View Full Version : Twist and set closet flange & plastering a toilet

bird is da word
04-16-2007, 04:01 PM
I am having a new toilet installed. The existing waste line has a lead riser to a brass closet flange. The flared lead riser has detached from the brass flange and split radially in the area that contacts the flange. I am looking at having the riser cut flush with the floor and installing a 3" twist and set flange. The throat opening is only 2" diameter. My questions are as follows.

1. What are peoples experience with these twist and set style flanges? Are they reliable solutions for a long term installation?

2. Should I expect the 2" throat diameter to clog frequently?

The floor elevation will require the toilet to be shimmed. I had mentioned to the handyman doing the install that plastering the toilet may be a better option than shimming.
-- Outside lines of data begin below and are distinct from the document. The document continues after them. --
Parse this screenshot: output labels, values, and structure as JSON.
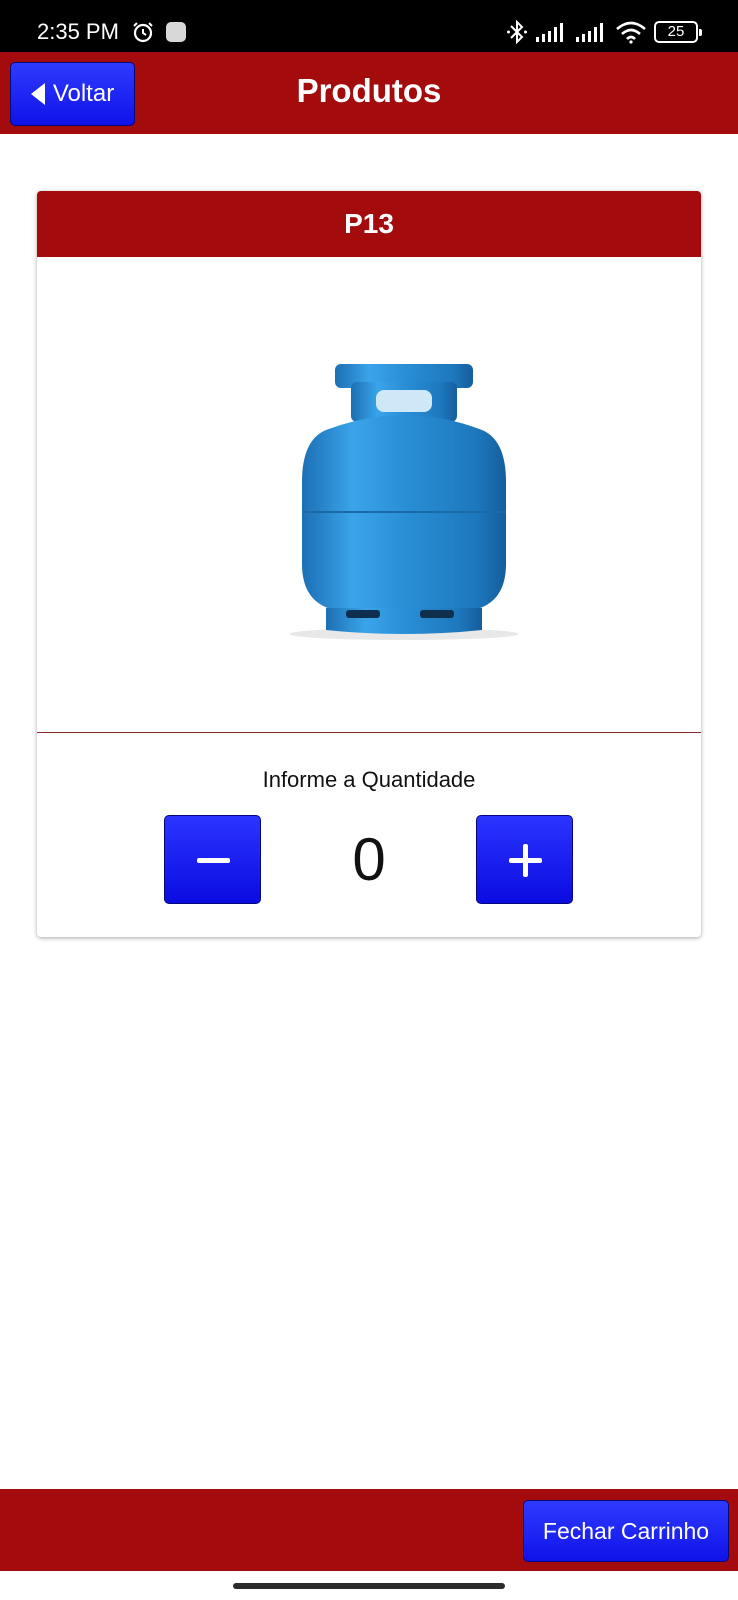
{
  "status_bar": {
    "time": "2:35 PM",
    "battery": "25",
    "icons": [
      "alarm-icon",
      "notification-icon",
      "bluetooth-icon",
      "signal-icon",
      "signal-icon",
      "wifi-icon",
      "battery-icon"
    ]
  },
  "header": {
    "back_label": "Voltar",
    "title": "Produtos"
  },
  "product": {
    "name": "P13",
    "image_icon": "gas-cylinder-image",
    "quantity_label": "Informe a Quantidade",
    "quantity": "0"
  },
  "footer": {
    "checkout_label": "Fechar Carrinho"
  },
  "colors": {
    "header_red": "#a30b0c",
    "button_blue": "#1a1fff",
    "cylinder_blue": "#2a8fd6"
  }
}
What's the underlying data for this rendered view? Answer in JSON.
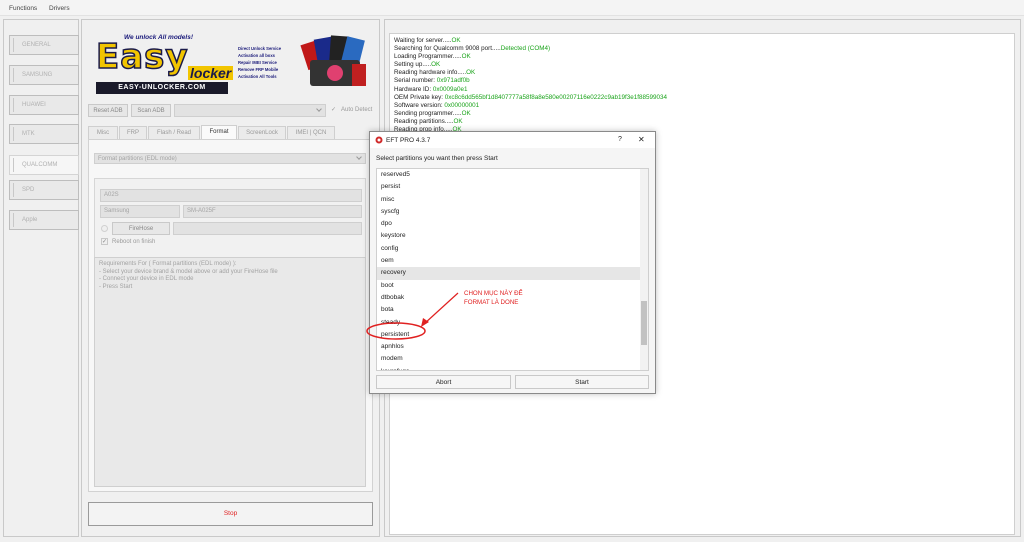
{
  "menu": {
    "functions": "Functions",
    "drivers": "Drivers"
  },
  "sidebar": {
    "items": [
      "GENERAL",
      "SAMSUNG",
      "HUAWEI",
      "MTK",
      "QUALCOMM",
      "SPD",
      "Apple"
    ],
    "active": "QUALCOMM"
  },
  "logo": {
    "tagline": "We unlock All models!",
    "brand_easy": "Easy",
    "brand_locker": "locker",
    "site": "EASY-UNLOCKER.COM",
    "features": [
      "Direct Unlock Service",
      "Activation all boxs",
      "Repair IMEI Service",
      "Remove FRP Mobile",
      "Activation All Tools"
    ]
  },
  "top_controls": {
    "reset_adb": "Reset ADB",
    "scan_adb": "Scan ADB",
    "auto_detect": "Auto Detect"
  },
  "tabs": [
    "Misc",
    "FRP",
    "Flash / Read",
    "Format",
    "ScreenLock",
    "IMEI | QCN"
  ],
  "active_tab": "Format",
  "format": {
    "operation": "Format partitions (EDL mode)",
    "model_field": "A02S",
    "brand": "Samsung",
    "model": "SM-A025F",
    "firehose": "FireHose",
    "reboot_on_finish": "Reboot on finish",
    "requirements": [
      "Requirements For ( Format partitions (EDL mode) ):",
      "- Select your device brand & model above or add your FireHose file",
      "- Connect your device in EDL mode",
      "- Press Start"
    ]
  },
  "stop_label": "Stop",
  "log": [
    {
      "label": "Waiting for server.....",
      "value": "OK"
    },
    {
      "label": "Searching for Qualcomm 9008 port.....",
      "value": "Detected (COM4)"
    },
    {
      "label": "Loading Programmer.....",
      "value": "OK"
    },
    {
      "label": "Setting up.....",
      "value": "OK"
    },
    {
      "label": "Reading hardware info.....",
      "value": "OK"
    },
    {
      "label": "Serial number: ",
      "value": "0x971adf0b"
    },
    {
      "label": "Hardware ID: ",
      "value": "0x0009a0e1"
    },
    {
      "label": "OEM Private key: ",
      "value": "0xc8c6dd565bf1d8407777a58f8a8e580e00207116e0222c9ab19f3e1f88599034"
    },
    {
      "label": "Software version: ",
      "value": "0x00000001"
    },
    {
      "label": "Sending programmer.....",
      "value": "OK"
    },
    {
      "label": "Reading partitions.....",
      "value": "OK"
    },
    {
      "label": "Reading prop info.....",
      "value": "OK"
    }
  ],
  "dialog": {
    "title": "EFT PRO 4.3.7",
    "help": "?",
    "close": "✕",
    "prompt": "Select partitions you want then press Start",
    "partitions": [
      "reserved5",
      "persist",
      "misc",
      "syscfg",
      "dpo",
      "keystore",
      "config",
      "oem",
      "recovery",
      "boot",
      "dtbobak",
      "bota",
      "steady",
      "persistent",
      "apnhlos",
      "modem",
      "keyrefuge"
    ],
    "selected": "recovery",
    "abort_label": "Abort",
    "start_label": "Start"
  },
  "annotation": {
    "line1": "CHON MỤC NÀY ĐỂ",
    "line2": "FORMAT LÀ DONE"
  },
  "colors": {
    "ok_green": "#1aa31a",
    "annotation_red": "#e02020"
  }
}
This is to avoid a heavy caulk bead around the toilet. What is the proper method for plastering a toilet? A brief order of the installation sequence is all I really need to know. BTW...what is the overall feeling about this method.

Thanks in advance.

04-16-2007, 07:44 PM
I don't think you'll get a good seal with the lead riser. It could probably be repaired, but you'd be better off tearing it out and replacing it back to the nearest (probably) cast iron fitting if you have access to it from underneath. I think you'll have problems. If I understand the twist and set fittings (and I may not), it basically wedges itself in the pipe. This might be okay with cast iron, but the lead is soft. Isn't going to be able to compress properly, it will just bend or flare it out.

Many of the newer toilet use a larger trapway than the opening of those, too. It is never good to have a restriction in a line, and an inspector may not allow it.

Grout might be stronger than plaster underneath the edges. Leave those thoughts to a pro, as I don't know. Gypsum based verses cement based - cement based is stronger. Now, do you need it, not sure.

Gary Swart
04-16-2007, 09:04 PM
We frequently hear the tales of woe brought about by using "handymen" to do what a professional should be hired to do. In fact, many places do not allow these non licensed (in plumbing) to do plumbing work. You are starting down a path that, if not done right, could end up causing you much misery and cost you twice what a qualified plumber would in the first place. I'm an avid DIYer, but even I know that there are somethings better left to the professionals.

04-17-2007, 04:03 AM
How far down does the lead riser extend, and what does it go into? If not too deep, you may have a hub that an extra long flange could slip right into, after removing the lead riser.